Check out this snippet from Family Circle magazine (January, 2009, Liz Plosser): "Motorists who talk on a cell phone while driving are 9% slower to hit the brakes, 19% slower to resume normal speed after braking and four times more likely to crash."
Interesting, eh? Need more information? Sorry, that's all the information this article provided. So, what can we conclude? How reliable are these results? Can you believe what the author tells you? Why or why not?
Pretend you're a manager for one of the major cell phone service providers in the U.S. You've been asked by a major news magazine to speak to these "accusations." What would you say? Use your knowledge of "statistics for managers" to level some well-founded criticisms of the conclusions above.
Do not use personal opinions to battle statistics like these! Instead, explain why the numbers reported in Family Circle may, or may not, accurately represent the population of U.S. drivers.
Only provide a single idea, to get the conversation rolling.
Lack of experimental conditions (no controls over driving conditions)
When you cite that motorists are slower to hit brakes and slower to resume speed, what sample did you compare the phone calling group to? Were the road conditions identical? The cars? The age of the brakes? Where the other drivers on the road completing identical ...

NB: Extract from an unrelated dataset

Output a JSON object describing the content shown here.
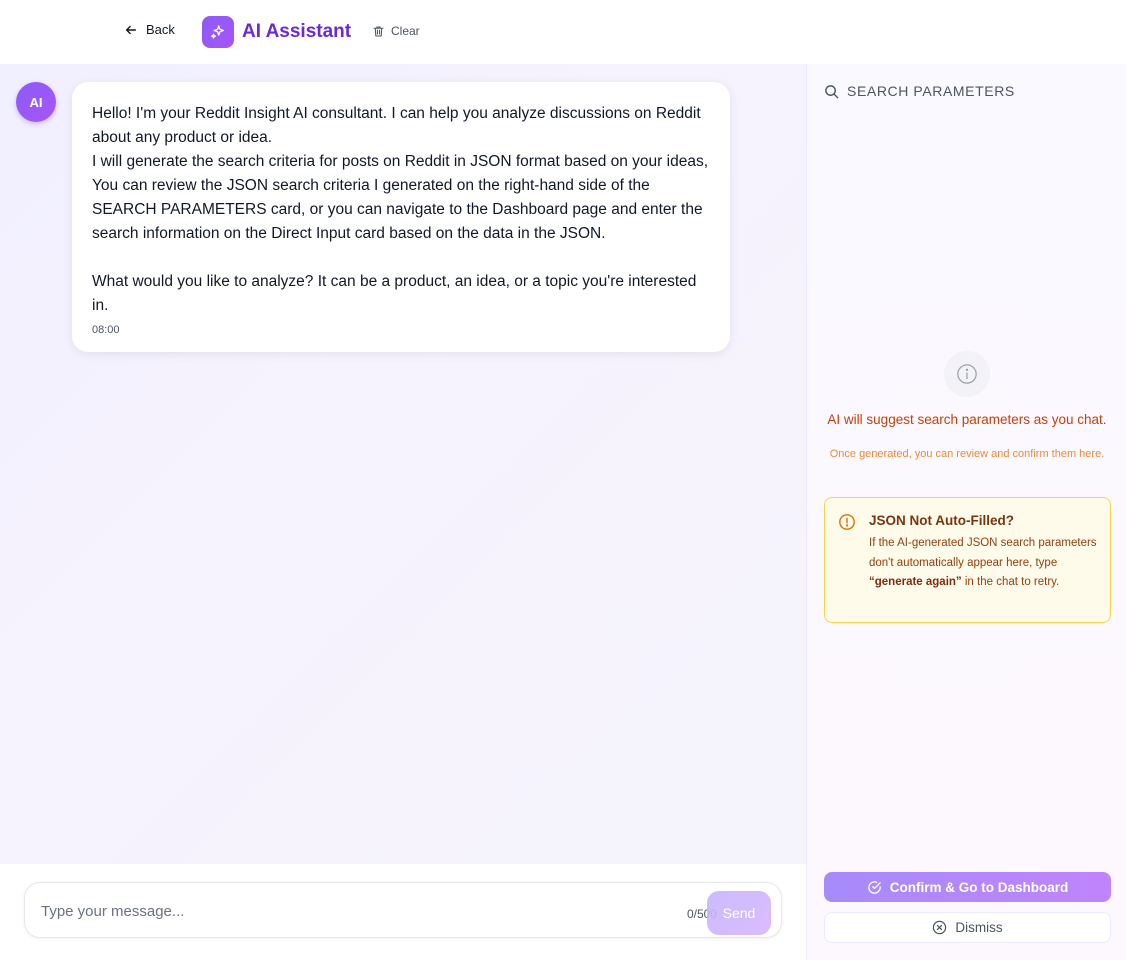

Your tutorial is 211 and gives three potential statistical objections to the article's conclusions.